The CDC Has Updated COVID-19 Social Distancing Guidelines for Pets—Here’s What It Means
As information surrounding the coronavirus pandemic continues to change as experts learn more, it can be tough to know how to best keep your household safe. But with growing evidence that animals—including household pets—can become infected with this novel coronavirus, the Centers for Disease Control and Prevention have updated their social distancing guidelines to include animals. Here’s what it all means.
The CDC’s new guidelines, updated on April 28, recommend that social distancing, along with self-isolating after known exposure or exhibiting symptoms of the virus, extends to your furry friends at home. The federal agency suggests that people “treat pets as you would other human family members—do not let pets interact with people or animals outside the household. If a person inside the household becomes sick, isolate that person from everyone else, including pets.”
While at this time, animals do not “play a significant role in spreading the virus that causes COVID-19,” reports of pets testing positive for the virus have popped up in recent weeks. A pug in North Carolina is the first dog in the U.S. to test positive, per CNN, and officials recently announced that two cats tested positive in New York. Back in March, two household dogs in Hong Kong tested positive, and eight tigers and lions at the Bronx Zoo in New York also came down with respiratory illnesses later confirmed to be COVID-19.
The way COVID-19 affects animals seems to vary as much as it can in humans, so the CDC recommends keeping pets indoors when possible, and walking dogs on a leash while maintaining at least six feet of distance from people and other animals when outside. You’ll want to skip dog parks amid the pandemic, too, and forgo greetings from dog-loving neighbors for the time being, as well.
At this point, it seems that slowing the spread of the virus by limiting physical interaction with others—including their pets—is the best way to keep you and your four-legged friends safe. If you are sick, you should avoid interacting with your pets, including “petting, snuggling, being kissed or licked, and sharing food or bedding,” per the CDC, who recommends having another family member care for your pet while you’re isolating. (If you must interact with them, they recommend a cloth face mask and washing hands before and after your interactions.)

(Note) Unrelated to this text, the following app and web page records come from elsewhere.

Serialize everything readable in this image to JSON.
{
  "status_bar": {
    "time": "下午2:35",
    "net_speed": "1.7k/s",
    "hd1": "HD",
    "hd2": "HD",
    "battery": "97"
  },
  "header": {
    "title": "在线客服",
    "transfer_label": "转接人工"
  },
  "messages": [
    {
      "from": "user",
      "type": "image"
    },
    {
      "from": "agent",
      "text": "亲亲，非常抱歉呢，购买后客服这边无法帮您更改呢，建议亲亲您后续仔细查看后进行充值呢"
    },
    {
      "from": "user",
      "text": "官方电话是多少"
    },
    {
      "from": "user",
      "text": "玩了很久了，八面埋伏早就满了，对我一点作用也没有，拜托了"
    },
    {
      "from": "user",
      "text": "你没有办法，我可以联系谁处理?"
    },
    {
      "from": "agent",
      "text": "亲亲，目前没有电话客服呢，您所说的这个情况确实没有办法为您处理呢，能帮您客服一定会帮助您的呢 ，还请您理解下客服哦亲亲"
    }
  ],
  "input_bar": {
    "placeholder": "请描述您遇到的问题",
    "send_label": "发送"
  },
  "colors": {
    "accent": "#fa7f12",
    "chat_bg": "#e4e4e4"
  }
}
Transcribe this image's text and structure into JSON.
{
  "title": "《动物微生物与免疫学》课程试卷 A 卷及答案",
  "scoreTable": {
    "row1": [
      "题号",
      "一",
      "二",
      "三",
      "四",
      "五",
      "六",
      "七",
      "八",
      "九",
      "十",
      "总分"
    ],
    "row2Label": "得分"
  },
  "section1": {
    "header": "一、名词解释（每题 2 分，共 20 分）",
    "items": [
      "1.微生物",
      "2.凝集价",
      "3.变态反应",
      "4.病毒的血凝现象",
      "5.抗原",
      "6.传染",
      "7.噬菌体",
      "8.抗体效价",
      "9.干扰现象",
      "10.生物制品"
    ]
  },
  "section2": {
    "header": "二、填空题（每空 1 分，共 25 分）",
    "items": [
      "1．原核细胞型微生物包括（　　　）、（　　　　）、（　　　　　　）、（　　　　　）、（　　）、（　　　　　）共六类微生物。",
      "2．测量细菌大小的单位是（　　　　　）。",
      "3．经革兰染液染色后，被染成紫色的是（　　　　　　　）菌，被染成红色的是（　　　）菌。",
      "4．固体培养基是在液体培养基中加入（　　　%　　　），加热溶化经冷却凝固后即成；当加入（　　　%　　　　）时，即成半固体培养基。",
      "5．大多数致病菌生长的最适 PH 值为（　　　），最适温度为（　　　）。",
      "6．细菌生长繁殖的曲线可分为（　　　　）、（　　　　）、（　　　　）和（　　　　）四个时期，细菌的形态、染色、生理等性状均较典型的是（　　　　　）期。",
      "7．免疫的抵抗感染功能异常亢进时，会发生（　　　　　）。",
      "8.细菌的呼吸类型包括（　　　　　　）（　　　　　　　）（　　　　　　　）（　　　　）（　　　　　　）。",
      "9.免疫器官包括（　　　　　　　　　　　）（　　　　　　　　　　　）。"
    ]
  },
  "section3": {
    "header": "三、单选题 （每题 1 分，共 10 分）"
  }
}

If you suspect your pet does have an illness, call your vet and have someone else that is not sick take them to get checked out.

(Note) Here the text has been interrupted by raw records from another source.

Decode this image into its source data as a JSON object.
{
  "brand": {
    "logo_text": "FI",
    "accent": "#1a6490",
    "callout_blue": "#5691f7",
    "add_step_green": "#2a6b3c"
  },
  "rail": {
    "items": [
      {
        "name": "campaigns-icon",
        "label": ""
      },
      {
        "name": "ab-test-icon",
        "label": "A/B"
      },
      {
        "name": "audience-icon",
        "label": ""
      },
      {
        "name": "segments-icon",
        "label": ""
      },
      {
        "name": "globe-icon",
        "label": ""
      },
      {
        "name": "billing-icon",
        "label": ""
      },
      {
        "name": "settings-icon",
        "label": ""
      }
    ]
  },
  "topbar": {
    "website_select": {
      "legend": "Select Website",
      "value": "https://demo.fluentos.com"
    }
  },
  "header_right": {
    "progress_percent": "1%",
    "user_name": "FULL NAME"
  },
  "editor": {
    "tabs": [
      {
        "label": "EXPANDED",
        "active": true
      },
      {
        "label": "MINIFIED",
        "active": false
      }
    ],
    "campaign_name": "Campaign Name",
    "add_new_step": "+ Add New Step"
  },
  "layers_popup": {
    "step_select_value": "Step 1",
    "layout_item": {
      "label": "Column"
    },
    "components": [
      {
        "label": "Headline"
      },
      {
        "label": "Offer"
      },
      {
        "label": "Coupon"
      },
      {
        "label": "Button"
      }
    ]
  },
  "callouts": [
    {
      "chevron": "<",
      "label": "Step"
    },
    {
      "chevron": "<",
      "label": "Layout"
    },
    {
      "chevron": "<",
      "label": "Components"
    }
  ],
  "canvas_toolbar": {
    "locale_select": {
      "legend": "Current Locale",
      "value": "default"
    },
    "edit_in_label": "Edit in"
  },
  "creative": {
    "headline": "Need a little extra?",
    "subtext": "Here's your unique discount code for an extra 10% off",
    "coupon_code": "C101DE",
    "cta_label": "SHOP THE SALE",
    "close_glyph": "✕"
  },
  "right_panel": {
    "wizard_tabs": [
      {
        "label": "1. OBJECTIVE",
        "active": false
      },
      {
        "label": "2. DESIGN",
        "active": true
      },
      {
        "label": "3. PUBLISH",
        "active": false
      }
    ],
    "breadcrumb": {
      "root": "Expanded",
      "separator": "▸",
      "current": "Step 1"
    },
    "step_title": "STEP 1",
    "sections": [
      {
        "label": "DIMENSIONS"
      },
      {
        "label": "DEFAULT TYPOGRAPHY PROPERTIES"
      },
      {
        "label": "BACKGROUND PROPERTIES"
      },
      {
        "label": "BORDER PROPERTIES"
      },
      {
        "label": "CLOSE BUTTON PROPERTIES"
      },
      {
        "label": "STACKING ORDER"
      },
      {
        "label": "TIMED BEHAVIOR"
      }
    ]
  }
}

For more information, check out the CDC’s FAQ on COVID-19 and animals.